If your defect is already known and you cannot claim under your Strata Insurance policy, your next step should be to contact the initial builder to explore rectification.
A common misconception is that you can claim against the contractor’s Builders Warranty Insurance policy. Unfortunately, the name of this policy is a little misleading.
A Builders Warranty Insurance policy will only cover you for losses to a residential property if the builder becomes insolvent, disappears or is deceased within 6 years of performing the works.
HOWEVER, if the builder hasn’t passed away, disappeared or become insolvent, the first step, once isolating where the defect lies, should be to contact the contractor who performed the works in question.
If the response received from the contractor is not satisfactory, and they refuse to complete repairs or rectification works for the defect, you and any other owners may then have grounds to pursue legal action, as the contractors may be in breach of the National Construction Code.
Defects – 3 key steps to follow
Inform the right people – If a defect is discovered, the OC and Strata Manager should be informed immediately. Information on the defect can than be communicated to all property owners within the building, giving each the opportunity to repair the defect and prevent resultant damage.

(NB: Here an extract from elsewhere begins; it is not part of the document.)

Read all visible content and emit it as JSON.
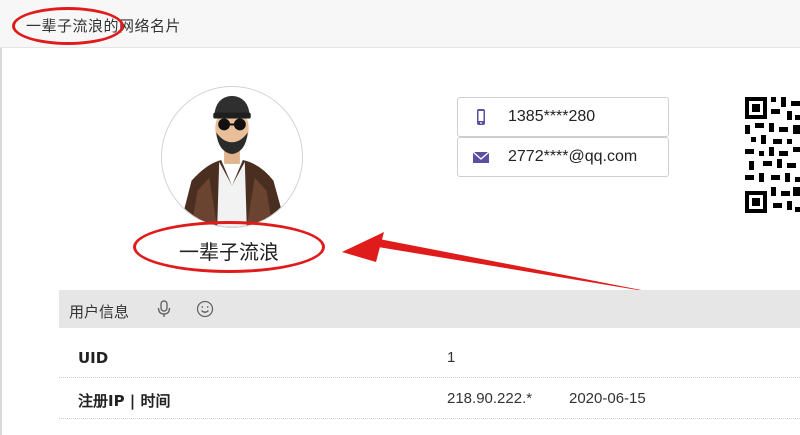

Details – Builders’ / contractors’ details and invoices for any work they carried out should be kept for 6 years following completion. If the OC needs to seek damages to repair a defect, or claim against the contractor’s Builders Warranty Insurance policy, this will prove invaluable.
Communication - Always encourage good communication between the Strata Manager, OC Committee and lot owners. Open and frequent communication will help to ensure that any defect or property issues are identified and dealt with appropriately.
For further advice on navigating insurance claims for property defects, please contact Whitbread’s team of Strata Insurance specialists.
This article was originally featured in Title Magazine.
This insight article is not intended to be personal advice and you should not rely on it as a substitute for any form of personal advice. Please contact Whitbread Associates Pty Ltd ABN 69 005 490 228 Licence Number: 229092 trading as Whitbread Insurance Brokers for further information or refer to our website.